> Exercise aim:
Repeat the records. Match each character exactly.

> Information supplied:
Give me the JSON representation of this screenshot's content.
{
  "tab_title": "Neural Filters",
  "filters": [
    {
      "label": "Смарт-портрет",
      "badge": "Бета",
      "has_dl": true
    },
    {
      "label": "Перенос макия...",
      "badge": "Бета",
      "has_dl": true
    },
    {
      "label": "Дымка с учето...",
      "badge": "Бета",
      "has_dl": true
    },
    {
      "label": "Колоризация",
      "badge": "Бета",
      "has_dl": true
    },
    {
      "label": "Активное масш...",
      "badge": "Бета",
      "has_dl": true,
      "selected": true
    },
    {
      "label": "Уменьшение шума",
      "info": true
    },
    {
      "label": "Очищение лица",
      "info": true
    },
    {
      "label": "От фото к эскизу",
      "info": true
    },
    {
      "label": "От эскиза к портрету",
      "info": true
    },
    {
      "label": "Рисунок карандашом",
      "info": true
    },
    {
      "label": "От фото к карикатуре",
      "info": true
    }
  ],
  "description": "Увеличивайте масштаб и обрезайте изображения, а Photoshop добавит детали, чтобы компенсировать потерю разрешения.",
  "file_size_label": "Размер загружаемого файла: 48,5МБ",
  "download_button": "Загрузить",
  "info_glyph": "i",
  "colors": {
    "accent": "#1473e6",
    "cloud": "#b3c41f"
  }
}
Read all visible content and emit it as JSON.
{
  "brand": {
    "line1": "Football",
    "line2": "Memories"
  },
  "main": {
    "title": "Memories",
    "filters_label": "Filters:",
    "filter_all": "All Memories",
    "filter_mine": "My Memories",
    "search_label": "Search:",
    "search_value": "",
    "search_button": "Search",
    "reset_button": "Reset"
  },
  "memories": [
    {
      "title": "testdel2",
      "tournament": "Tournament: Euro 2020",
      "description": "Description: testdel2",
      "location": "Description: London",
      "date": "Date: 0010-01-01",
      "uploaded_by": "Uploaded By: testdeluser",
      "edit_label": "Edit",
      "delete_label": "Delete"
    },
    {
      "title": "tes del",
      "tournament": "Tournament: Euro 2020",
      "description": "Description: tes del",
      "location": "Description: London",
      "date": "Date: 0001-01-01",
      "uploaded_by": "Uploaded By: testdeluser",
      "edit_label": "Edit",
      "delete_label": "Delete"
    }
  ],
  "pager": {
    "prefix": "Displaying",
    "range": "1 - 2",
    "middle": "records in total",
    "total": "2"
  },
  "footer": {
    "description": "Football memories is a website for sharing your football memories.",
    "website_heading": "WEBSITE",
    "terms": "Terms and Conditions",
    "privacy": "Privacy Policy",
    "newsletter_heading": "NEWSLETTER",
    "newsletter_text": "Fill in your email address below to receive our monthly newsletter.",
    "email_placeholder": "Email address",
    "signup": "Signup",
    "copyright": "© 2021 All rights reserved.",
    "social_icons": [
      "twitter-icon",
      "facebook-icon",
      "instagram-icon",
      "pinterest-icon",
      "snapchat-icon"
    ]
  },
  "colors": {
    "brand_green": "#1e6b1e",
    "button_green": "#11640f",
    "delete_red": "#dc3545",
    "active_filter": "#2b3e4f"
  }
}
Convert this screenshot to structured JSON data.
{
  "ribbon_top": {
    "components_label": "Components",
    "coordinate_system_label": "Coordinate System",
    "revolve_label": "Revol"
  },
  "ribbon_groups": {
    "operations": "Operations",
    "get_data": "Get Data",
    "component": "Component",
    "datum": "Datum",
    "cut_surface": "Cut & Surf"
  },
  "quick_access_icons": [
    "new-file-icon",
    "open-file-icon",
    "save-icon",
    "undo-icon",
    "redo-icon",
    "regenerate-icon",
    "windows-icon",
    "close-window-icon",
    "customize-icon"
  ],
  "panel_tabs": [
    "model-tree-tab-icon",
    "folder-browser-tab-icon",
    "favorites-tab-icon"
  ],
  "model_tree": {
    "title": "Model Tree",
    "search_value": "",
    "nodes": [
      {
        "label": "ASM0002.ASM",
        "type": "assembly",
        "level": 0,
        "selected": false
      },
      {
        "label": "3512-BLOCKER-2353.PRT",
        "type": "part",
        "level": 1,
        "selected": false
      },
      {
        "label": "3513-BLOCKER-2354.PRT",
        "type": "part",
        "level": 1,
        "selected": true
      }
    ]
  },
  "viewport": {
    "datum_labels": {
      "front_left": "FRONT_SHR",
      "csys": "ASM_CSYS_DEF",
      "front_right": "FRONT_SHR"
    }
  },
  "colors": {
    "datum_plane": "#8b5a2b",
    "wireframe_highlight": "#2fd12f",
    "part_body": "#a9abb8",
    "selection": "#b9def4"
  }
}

> Response area:
Give me the JSON representation of this screenshot's content.
{
  "tab_title": "Neural Filters",
  "filters": [
    {
      "label": "Смарт-портрет",
      "badge": "Бета",
      "has_dl": true
    },
    {
      "label": "Перенос макия...",
      "badge": "Бета",
      "has_dl": true
    },
    {
      "label": "Дымка с учето...",
      "badge": "Бета",
      "has_dl": true
    },
    {
      "label": "Колоризация",
      "badge": "Бета",
      "has_dl": true
    },
    {
      "label": "Активное масш...",
      "badge": "Бета",
      "has_dl": true,
      "selected": true
    },
    {
      "label": "Уменьшение шума",
      "info": true
    },
    {
      "label": "Очищение лица",
      "info": true
    },
    {
      "label": "От фото к эскизу",
      "info": true
    },
    {
      "label": "От эскиза к портрету",
      "info": true
    },
    {
      "label": "Рисунок карандашом",
      "info": true
    },
    {
      "label": "От фото к карикатуре",
      "info": true
    }
  ],
  "description": "Увеличивайте масштаб и обрезайте изображения, а Photoshop добавит детали, чтобы компенсировать потерю разрешения.",
  "file_size_label": "Размер загружаемого файла: 48,5МБ",
  "download_button": "Загрузить",
  "info_glyph": "i",
  "colors": {
    "accent": "#1473e6",
    "cloud": "#b3c41f"
  }
}
Read all visible content and emit it as JSON.
{
  "brand": {
    "line1": "Football",
    "line2": "Memories"
  },
  "main": {
    "title": "Memories",
    "filters_label": "Filters:",
    "filter_all": "All Memories",
    "filter_mine": "My Memories",
    "search_label": "Search:",
    "search_value": "",
    "search_button": "Search",
    "reset_button": "Reset"
  },
  "memories": [
    {
      "title": "testdel2",
      "tournament": "Tournament: Euro 2020",
      "description": "Description: testdel2",
      "location": "Description: London",
      "date": "Date: 0010-01-01",
      "uploaded_by": "Uploaded By: testdeluser",
      "edit_label": "Edit",
      "delete_label": "Delete"
    },
    {
      "title": "tes del",
      "tournament": "Tournament: Euro 2020",
      "description": "Description: tes del",
      "location": "Description: London",
      "date": "Date: 0001-01-01",
      "uploaded_by": "Uploaded By: testdeluser",
      "edit_label": "Edit",
      "delete_label": "Delete"
    }
  ],
  "pager": {
    "prefix": "Displaying",
    "range": "1 - 2",
    "middle": "records in total",
    "total": "2"
  },
  "footer": {
    "description": "Football memories is a website for sharing your football memories.",
    "website_heading": "WEBSITE",
    "terms": "Terms and Conditions",
    "privacy": "Privacy Policy",
    "newsletter_heading": "NEWSLETTER",
    "newsletter_text": "Fill in your email address below to receive our monthly newsletter.",
    "email_placeholder": "Email address",
    "signup": "Signup",
    "copyright": "© 2021 All rights reserved.",
    "social_icons": [
      "twitter-icon",
      "facebook-icon",
      "instagram-icon",
      "pinterest-icon",
      "snapchat-icon"
    ]
  },
  "colors": {
    "brand_green": "#1e6b1e",
    "button_green": "#11640f",
    "delete_red": "#dc3545",
    "active_filter": "#2b3e4f"
  }
}
Convert this screenshot to structured JSON data.
{
  "ribbon_top": {
    "components_label": "Components",
    "coordinate_system_label": "Coordinate System",
    "revolve_label": "Revol"
  },
  "ribbon_groups": {
    "operations": "Operations",
    "get_data": "Get Data",
    "component": "Component",
    "datum": "Datum",
    "cut_surface": "Cut & Surf"
  },
  "quick_access_icons": [
    "new-file-icon",
    "open-file-icon",
    "save-icon",
    "undo-icon",
    "redo-icon",
    "regenerate-icon",
    "windows-icon",
    "close-window-icon",
    "customize-icon"
  ],
  "panel_tabs": [
    "model-tree-tab-icon",
    "folder-browser-tab-icon",
    "favorites-tab-icon"
  ],
  "model_tree": {
    "title": "Model Tree",
    "search_value": "",
    "nodes": [
      {
        "label": "ASM0002.ASM",
        "type": "assembly",
        "level": 0,
        "selected": false
      },
      {
        "label": "3512-BLOCKER-2353.PRT",
        "type": "part",
        "level": 1,
        "selected": false
      },
      {
        "label": "3513-BLOCKER-2354.PRT",
        "type": "part",
        "level": 1,
        "selected": true
      }
    ]
  },
  "viewport": {
    "datum_labels": {
      "front_left": "FRONT_SHR",
      "csys": "ASM_CSYS_DEF",
      "front_right": "FRONT_SHR"
    }
  },
  "colors": {
    "datum_plane": "#8b5a2b",
    "wireframe_highlight": "#2fd12f",
    "part_body": "#a9abb8",
    "selection": "#b9def4"
  }
}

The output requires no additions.